**WHAT TO DO:** In the material below, find each line with the string "title" and copy it.

___ DATA FOR THIS TASK ___

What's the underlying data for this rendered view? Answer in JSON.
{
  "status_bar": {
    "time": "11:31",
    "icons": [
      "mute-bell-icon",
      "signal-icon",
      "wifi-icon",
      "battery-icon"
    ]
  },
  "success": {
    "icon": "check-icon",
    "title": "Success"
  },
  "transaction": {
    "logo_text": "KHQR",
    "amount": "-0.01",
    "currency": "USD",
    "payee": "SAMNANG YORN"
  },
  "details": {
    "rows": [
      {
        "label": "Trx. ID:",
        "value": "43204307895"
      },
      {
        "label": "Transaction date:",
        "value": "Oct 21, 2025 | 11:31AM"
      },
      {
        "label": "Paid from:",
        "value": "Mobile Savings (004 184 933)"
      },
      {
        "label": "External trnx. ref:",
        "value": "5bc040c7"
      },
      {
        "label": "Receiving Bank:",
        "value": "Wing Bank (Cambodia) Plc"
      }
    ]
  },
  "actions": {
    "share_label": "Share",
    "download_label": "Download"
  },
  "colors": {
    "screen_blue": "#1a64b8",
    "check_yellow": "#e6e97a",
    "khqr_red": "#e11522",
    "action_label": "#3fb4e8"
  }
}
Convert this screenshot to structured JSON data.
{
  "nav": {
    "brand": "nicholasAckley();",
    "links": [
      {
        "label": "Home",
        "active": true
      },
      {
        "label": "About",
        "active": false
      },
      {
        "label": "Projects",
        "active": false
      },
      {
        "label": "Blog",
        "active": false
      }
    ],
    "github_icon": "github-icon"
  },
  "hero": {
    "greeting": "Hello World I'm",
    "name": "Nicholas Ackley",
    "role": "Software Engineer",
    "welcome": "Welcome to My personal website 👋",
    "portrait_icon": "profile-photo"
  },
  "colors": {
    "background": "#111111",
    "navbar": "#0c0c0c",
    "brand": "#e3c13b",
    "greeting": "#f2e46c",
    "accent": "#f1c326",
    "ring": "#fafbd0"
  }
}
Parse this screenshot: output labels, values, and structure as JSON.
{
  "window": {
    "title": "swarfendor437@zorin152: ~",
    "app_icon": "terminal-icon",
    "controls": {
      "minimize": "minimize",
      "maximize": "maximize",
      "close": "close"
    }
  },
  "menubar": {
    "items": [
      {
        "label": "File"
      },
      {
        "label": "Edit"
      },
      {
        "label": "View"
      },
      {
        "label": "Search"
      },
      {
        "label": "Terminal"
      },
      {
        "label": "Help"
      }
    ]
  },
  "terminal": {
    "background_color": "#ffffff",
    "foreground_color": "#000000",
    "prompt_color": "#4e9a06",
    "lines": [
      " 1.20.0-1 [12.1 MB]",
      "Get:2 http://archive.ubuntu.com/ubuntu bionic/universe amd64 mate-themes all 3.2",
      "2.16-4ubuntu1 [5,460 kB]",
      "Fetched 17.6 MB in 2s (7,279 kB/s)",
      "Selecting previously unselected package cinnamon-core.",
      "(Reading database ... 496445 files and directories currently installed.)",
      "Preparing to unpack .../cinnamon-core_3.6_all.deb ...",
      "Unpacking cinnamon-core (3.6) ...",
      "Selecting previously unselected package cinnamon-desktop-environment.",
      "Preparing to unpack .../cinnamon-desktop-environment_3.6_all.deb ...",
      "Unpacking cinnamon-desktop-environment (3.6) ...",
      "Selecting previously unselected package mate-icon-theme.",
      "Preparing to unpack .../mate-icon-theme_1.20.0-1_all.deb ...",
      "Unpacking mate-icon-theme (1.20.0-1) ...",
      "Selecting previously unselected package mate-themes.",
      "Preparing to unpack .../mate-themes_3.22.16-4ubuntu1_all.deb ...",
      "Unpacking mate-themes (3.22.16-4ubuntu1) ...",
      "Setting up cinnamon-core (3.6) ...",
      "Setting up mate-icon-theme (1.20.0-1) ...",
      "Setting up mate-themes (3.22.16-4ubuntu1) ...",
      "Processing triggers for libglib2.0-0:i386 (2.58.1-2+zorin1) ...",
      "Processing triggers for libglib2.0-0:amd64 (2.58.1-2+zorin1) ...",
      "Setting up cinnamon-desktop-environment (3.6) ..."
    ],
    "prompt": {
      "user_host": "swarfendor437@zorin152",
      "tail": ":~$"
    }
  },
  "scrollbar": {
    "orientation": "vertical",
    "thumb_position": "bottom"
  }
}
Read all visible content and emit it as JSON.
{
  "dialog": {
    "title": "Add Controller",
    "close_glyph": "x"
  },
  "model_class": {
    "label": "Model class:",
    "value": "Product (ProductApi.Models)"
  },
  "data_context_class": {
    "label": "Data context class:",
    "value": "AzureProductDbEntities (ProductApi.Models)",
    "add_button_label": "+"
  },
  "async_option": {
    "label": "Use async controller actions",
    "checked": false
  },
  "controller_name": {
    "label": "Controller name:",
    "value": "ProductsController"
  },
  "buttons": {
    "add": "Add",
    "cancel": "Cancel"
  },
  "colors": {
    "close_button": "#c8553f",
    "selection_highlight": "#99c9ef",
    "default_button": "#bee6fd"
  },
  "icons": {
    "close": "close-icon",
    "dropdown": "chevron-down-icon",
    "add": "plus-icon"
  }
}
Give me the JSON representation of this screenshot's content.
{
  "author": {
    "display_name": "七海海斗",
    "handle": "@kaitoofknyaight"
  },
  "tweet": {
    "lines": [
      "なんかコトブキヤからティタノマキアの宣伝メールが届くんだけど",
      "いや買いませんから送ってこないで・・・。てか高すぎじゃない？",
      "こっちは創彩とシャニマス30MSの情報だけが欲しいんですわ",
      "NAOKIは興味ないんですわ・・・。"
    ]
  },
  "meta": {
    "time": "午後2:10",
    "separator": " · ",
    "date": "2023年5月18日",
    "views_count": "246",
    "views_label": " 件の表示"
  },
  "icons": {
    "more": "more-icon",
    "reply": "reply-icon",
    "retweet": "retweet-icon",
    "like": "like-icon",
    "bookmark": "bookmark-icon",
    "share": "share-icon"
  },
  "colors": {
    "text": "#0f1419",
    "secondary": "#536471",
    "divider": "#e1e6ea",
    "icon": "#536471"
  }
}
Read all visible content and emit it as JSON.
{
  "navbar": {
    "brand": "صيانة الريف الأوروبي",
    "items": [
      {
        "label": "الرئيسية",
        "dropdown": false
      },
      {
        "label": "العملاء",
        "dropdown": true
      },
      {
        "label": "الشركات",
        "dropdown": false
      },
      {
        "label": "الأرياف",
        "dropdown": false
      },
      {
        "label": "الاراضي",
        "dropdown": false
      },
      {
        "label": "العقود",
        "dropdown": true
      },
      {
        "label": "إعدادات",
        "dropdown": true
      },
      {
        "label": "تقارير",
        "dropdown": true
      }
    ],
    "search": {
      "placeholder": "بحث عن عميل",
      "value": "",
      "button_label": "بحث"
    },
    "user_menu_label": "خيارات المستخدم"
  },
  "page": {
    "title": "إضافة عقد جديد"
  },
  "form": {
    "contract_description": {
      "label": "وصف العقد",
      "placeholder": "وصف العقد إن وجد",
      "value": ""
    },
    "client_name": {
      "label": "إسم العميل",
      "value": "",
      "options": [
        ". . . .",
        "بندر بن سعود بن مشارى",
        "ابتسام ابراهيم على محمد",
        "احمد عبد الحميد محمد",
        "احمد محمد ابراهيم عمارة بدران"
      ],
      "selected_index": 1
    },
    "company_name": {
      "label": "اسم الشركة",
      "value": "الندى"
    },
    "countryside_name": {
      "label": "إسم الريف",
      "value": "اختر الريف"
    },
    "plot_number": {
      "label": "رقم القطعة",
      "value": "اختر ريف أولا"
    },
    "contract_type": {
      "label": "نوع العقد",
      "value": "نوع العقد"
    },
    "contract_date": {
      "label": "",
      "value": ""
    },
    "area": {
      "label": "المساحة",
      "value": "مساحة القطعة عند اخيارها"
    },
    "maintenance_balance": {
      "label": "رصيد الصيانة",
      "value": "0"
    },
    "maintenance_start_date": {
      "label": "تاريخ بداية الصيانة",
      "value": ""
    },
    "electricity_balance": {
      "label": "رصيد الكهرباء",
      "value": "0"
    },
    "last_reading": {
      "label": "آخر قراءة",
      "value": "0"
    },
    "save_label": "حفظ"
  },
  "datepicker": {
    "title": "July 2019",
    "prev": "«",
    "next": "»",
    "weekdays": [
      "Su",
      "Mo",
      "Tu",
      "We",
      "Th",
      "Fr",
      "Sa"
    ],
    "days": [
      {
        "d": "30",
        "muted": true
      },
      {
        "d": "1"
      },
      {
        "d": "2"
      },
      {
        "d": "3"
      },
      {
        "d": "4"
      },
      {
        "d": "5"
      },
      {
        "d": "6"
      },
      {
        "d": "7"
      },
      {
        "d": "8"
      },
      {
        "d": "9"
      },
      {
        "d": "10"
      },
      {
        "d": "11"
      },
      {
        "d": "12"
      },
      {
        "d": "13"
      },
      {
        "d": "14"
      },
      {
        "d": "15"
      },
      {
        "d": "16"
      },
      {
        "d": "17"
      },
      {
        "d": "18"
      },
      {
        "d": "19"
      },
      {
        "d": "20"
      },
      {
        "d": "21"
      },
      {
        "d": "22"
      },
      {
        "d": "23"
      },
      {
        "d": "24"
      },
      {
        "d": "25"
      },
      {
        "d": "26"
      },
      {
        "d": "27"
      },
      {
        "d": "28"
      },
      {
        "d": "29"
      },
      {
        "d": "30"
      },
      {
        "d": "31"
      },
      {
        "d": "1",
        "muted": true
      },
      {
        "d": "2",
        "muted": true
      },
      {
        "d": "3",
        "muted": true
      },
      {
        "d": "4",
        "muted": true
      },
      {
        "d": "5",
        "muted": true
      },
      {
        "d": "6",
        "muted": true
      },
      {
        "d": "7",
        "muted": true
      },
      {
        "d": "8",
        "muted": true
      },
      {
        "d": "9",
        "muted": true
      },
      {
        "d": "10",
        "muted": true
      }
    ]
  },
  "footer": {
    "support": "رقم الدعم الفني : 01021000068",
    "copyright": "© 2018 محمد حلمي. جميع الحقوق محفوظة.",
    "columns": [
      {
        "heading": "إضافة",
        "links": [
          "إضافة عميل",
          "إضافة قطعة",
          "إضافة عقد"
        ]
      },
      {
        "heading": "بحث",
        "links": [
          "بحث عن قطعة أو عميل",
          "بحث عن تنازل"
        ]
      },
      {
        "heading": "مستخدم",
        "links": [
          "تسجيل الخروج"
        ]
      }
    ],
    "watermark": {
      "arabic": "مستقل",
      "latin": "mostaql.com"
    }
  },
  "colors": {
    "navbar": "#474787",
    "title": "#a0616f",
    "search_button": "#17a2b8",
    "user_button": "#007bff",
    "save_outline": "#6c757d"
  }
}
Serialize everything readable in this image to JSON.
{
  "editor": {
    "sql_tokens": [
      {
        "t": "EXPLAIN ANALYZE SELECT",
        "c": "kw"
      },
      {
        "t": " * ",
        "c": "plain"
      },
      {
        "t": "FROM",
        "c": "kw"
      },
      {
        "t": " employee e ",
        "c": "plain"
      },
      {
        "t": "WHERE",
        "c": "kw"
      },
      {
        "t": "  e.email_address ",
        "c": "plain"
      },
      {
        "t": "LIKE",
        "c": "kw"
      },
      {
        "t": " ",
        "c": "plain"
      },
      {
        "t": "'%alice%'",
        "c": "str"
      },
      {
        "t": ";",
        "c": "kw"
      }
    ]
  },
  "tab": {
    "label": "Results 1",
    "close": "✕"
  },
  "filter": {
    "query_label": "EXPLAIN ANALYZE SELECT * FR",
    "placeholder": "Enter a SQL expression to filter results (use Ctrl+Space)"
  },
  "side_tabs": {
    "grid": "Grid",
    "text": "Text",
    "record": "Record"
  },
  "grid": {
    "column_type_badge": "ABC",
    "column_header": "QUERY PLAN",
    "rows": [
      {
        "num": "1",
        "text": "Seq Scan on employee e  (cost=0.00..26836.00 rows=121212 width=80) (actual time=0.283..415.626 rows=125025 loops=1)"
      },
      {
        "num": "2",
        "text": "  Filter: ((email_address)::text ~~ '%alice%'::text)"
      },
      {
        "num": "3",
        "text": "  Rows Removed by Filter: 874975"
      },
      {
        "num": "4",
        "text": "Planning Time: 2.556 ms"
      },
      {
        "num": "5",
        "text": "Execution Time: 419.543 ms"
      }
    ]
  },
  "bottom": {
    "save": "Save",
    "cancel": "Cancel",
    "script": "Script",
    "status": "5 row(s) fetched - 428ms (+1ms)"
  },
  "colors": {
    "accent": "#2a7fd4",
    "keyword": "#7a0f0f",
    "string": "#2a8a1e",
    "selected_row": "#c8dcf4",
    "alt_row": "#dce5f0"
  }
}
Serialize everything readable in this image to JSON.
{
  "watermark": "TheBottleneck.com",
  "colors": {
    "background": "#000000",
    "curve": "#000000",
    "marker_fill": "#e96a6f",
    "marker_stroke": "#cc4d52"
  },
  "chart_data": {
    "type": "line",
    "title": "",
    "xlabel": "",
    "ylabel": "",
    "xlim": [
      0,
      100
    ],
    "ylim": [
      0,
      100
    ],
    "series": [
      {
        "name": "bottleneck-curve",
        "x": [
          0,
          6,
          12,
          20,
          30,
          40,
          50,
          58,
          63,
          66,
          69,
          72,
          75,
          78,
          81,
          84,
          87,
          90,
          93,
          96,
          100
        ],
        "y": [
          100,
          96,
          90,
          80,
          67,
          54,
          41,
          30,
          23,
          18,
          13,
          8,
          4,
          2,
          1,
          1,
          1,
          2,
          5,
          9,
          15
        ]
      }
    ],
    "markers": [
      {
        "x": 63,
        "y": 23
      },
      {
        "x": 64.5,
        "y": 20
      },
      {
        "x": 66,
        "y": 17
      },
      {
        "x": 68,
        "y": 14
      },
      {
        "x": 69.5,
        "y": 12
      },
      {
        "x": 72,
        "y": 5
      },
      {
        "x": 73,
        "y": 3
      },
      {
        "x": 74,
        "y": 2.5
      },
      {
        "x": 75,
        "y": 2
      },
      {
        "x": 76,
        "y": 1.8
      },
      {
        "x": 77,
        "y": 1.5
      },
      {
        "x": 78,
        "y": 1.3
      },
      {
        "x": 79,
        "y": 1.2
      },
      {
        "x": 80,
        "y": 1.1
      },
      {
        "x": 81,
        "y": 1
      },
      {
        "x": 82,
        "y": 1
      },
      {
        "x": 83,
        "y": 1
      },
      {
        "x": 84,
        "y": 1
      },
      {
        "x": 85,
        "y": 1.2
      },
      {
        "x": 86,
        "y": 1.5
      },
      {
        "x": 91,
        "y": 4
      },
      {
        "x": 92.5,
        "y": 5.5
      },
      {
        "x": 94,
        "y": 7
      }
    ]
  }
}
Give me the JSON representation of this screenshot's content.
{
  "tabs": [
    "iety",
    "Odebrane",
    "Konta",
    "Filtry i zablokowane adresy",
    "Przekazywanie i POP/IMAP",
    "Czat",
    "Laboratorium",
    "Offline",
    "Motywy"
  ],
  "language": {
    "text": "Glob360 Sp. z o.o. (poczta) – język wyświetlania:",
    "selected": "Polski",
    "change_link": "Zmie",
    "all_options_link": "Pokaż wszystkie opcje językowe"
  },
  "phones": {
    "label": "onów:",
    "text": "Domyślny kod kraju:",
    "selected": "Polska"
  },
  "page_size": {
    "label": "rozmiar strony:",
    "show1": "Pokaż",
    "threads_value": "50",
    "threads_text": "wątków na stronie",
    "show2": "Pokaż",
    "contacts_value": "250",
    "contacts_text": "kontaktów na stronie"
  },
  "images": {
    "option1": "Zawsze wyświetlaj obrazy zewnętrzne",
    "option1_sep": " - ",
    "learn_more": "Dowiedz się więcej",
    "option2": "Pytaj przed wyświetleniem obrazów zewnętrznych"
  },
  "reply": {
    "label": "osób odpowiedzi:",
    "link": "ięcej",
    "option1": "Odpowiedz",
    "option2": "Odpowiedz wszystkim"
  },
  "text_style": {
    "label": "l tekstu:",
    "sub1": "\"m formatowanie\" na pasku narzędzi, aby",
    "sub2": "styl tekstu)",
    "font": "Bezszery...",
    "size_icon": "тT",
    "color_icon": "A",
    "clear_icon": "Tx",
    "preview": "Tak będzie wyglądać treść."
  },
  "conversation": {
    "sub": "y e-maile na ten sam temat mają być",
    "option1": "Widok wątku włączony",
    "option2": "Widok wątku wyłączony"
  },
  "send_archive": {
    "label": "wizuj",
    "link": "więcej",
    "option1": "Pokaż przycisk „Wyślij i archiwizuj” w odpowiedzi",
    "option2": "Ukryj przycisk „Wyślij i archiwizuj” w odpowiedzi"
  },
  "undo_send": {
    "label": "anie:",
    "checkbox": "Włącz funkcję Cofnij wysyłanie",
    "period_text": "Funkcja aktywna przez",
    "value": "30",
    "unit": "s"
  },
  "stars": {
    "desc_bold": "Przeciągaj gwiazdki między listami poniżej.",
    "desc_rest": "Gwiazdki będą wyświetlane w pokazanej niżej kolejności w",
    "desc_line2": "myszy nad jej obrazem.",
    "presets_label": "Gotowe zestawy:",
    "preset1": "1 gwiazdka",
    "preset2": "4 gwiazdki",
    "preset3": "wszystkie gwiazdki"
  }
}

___

**EXERCISE ANSWER:**
    "title": "Success"
    "title": "swarfendor437@zorin152: ~",
    "title": "Add Controller",
    "title": "إضافة عقد جديد"
    "title": "July 2019",
    "title": "#a0616f",
    "title": "",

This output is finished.